|I have grandiflora roses that its leaves are drying out and pedals have like black lining on top part. Whats the problem? im a beginner and a rose bloomed and i loved it then dryed out and no more roses. how do i keep them healthy? what do i do after fully bloomed?i live in south texas had them on full sun but noticed the rose was drying out moved to indirect sunlight and still not doing good.
|Answer from NGA
April 8, 2010

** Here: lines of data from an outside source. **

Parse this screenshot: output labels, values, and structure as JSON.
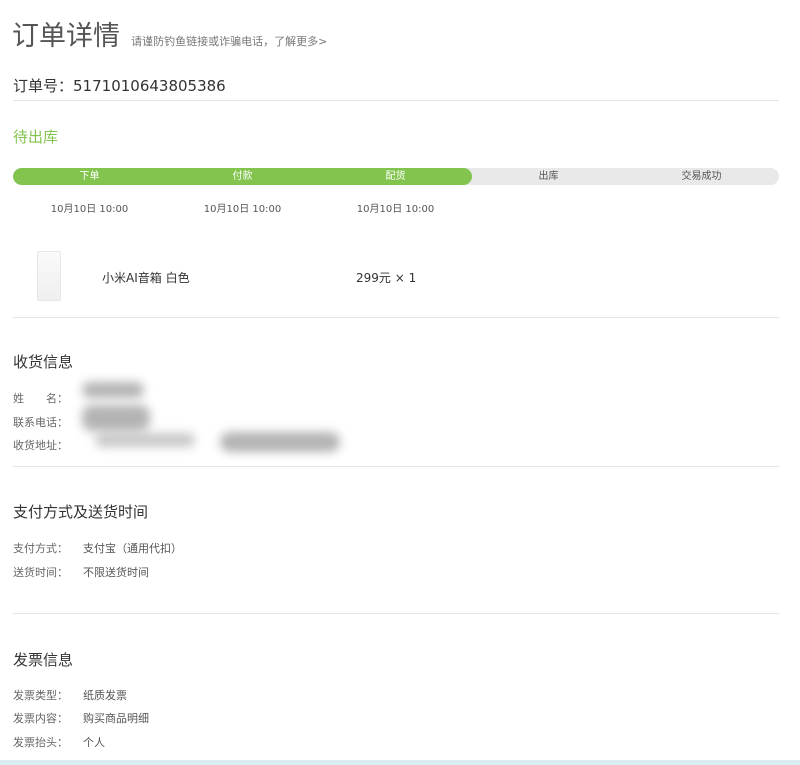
{
  "header": {
    "title": "订单详情",
    "notice": "请谨防钓鱼链接或诈骗电话，了解更多>"
  },
  "order": {
    "number_label": "订单号：",
    "number": "5171010643805386",
    "status": "待出库"
  },
  "progress": {
    "completed_steps": 3,
    "accent": "#83c44e",
    "steps": [
      {
        "label": "下单",
        "time": "10月10日 10:00"
      },
      {
        "label": "付款",
        "time": "10月10日 10:00"
      },
      {
        "label": "配货",
        "time": "10月10日 10:00"
      },
      {
        "label": "出库",
        "time": ""
      },
      {
        "label": "交易成功",
        "time": ""
      }
    ]
  },
  "product": {
    "image_icon": "speaker-product-image",
    "name": "小米AI音箱 白色",
    "price": "299元 × 1"
  },
  "shipping": {
    "title": "收货信息",
    "name_label": "姓　　名：",
    "phone_label": "联系电话：",
    "address_label": "收货地址："
  },
  "payment": {
    "title": "支付方式及送货时间",
    "method_label": "支付方式：",
    "method_value": "支付宝（通用代扣）",
    "delivery_label": "送货时间：",
    "delivery_value": "不限送货时间"
  },
  "invoice": {
    "title": "发票信息",
    "type_label": "发票类型：",
    "type_value": "纸质发票",
    "content_label": "发票内容：",
    "content_value": "购买商品明细",
    "header_label": "发票抬头：",
    "header_value": "个人"
  }
}
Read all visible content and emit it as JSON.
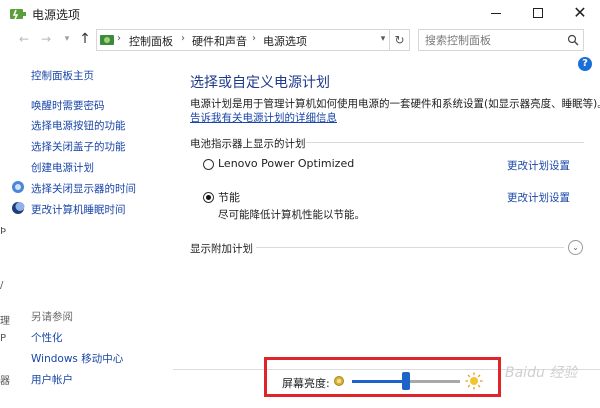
{
  "window": {
    "title": "电源选项"
  },
  "address_bar": {
    "crumbs": [
      "控制面板",
      "硬件和声音",
      "电源选项"
    ],
    "search_placeholder": "搜索控制面板"
  },
  "left_panel": {
    "home": "控制面板主页",
    "links": [
      "唤醒时需要密码",
      "选择电源按钮的功能",
      "选择关闭盖子的功能",
      "创建电源计划",
      "选择关闭显示器的时间",
      "更改计算机睡眠时间"
    ],
    "see_also_heading": "另请参阅",
    "see_also": [
      "个性化",
      "Windows 移动中心",
      "用户帐户"
    ]
  },
  "main": {
    "title": "选择或自定义电源计划",
    "description": "电源计划是用于管理计算机如何使用电源的一套硬件和系统设置(如显示器亮度、睡眠等)。",
    "details_link": "告诉我有关电源计划的详细信息",
    "section_battery": "电池指示器上显示的计划",
    "plans": [
      {
        "name": "Lenovo Power Optimized",
        "selected": false,
        "link": "更改计划设置"
      },
      {
        "name": "节能",
        "selected": true,
        "subtitle": "尽可能降低计算机性能以节能。",
        "link": "更改计划设置"
      }
    ],
    "section_additional": "显示附加计划"
  },
  "bottom": {
    "brightness_label": "屏幕亮度:",
    "brightness_level": 0.5,
    "watermark": "Baidu 经验"
  },
  "colors": {
    "link": "#1a46a8",
    "title": "#1e3a8a",
    "highlight": "#e0252a",
    "slider": "#1e64c8"
  }
}
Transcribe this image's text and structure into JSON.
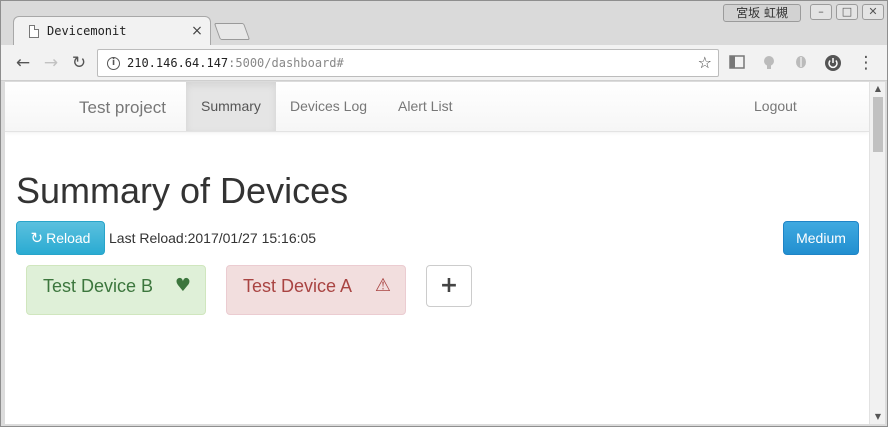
{
  "browser": {
    "tab_title": "Devicemonit",
    "tab_close": "×",
    "user_badge": "宮坂 虹槻",
    "window_buttons": {
      "minimize": "–",
      "maximize": "□",
      "close": "✕"
    },
    "nav": {
      "back": "←",
      "forward": "→",
      "reload": "↻",
      "menu": "⋮"
    },
    "url_host": "210.146.64.147",
    "url_rest": ":5000/dashboard#",
    "star": "☆",
    "extensions": [
      "sidebar-icon",
      "extension-icon",
      "shield-icon",
      "power-icon"
    ]
  },
  "navbar": {
    "brand": "Test project",
    "links": [
      "Summary",
      "Devices Log",
      "Alert List"
    ],
    "active": "Summary",
    "logout": "Logout"
  },
  "main": {
    "title": "Summary of Devices",
    "reload_icon": "↻",
    "reload_label": "Reload",
    "last_reload": "Last Reload:2017/01/27 15:16:05",
    "level_button": "Medium",
    "devices": [
      {
        "name": "Test Device B",
        "status": "ok",
        "status_icon": "♥",
        "color": "#3c763d"
      },
      {
        "name": "Test Device A",
        "status": "alert",
        "status_icon": "⚠",
        "color": "#a94442"
      }
    ],
    "add_label": "+"
  },
  "scrollbar": {
    "up": "▲",
    "down": "▼"
  }
}
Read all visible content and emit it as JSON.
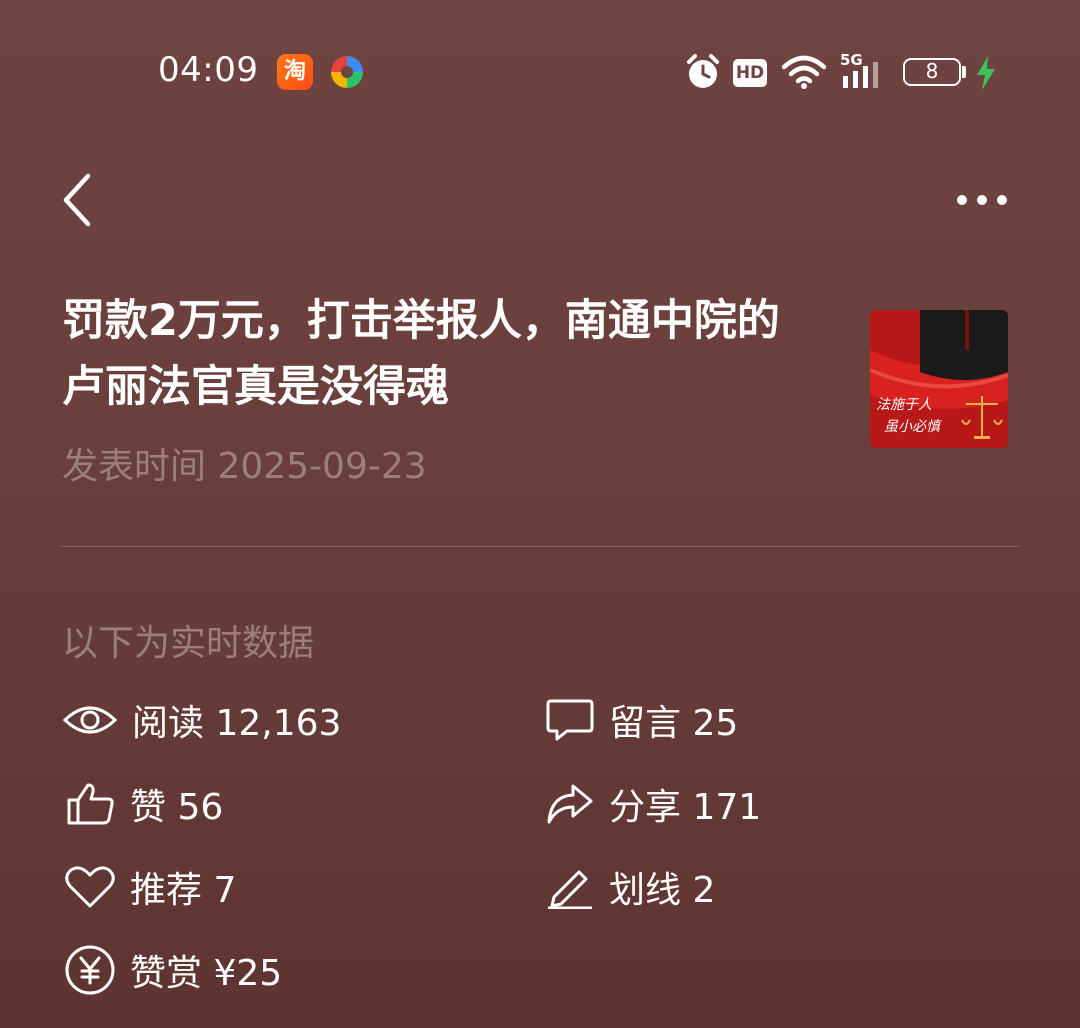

|The black coating the the tops of the leaves is probably sooty mold. Insects such as aphids, scales and mealybugs suck the plant juices and excrete a liquid called honeydew. The sugar content of this excrement is just high enough to encourage fungal growth. That's what you're seeing on the leaves of your rose bushes. You'll need to control the insects to keep the leaves from becoming black. Roses need all day sunshine or at least 8 hours of sun each day in order to bloom. If you keep your rose bushes well watered they should be able to take the Texas sunshine. When a rose begins to fade or lose its petals you'll need to prune it off the plant. Cut the stem down to a 5-leaflet leaf and a new flowering stem will develop. Find a garden spot with about 8 hours of sunshine each day. Amend the soil with compost or other organic matter and plant your rose. Build a watering basin beneath the rosebush and fill the basin with water, allow it to drain and then fill it a second time. This will concentrate the moisture over the root mass and allow it to trickle down and wet the entire root mass. Once a week should do it in the spring and fall; twice a week during the summer months. You can feed your rose with specialized Rose Food fertilizer and discourage insect pests with a neem oil based product such as Rose Defense. Hope your roses perk up soon!
« Return to the Garden Knowledgebase Homepage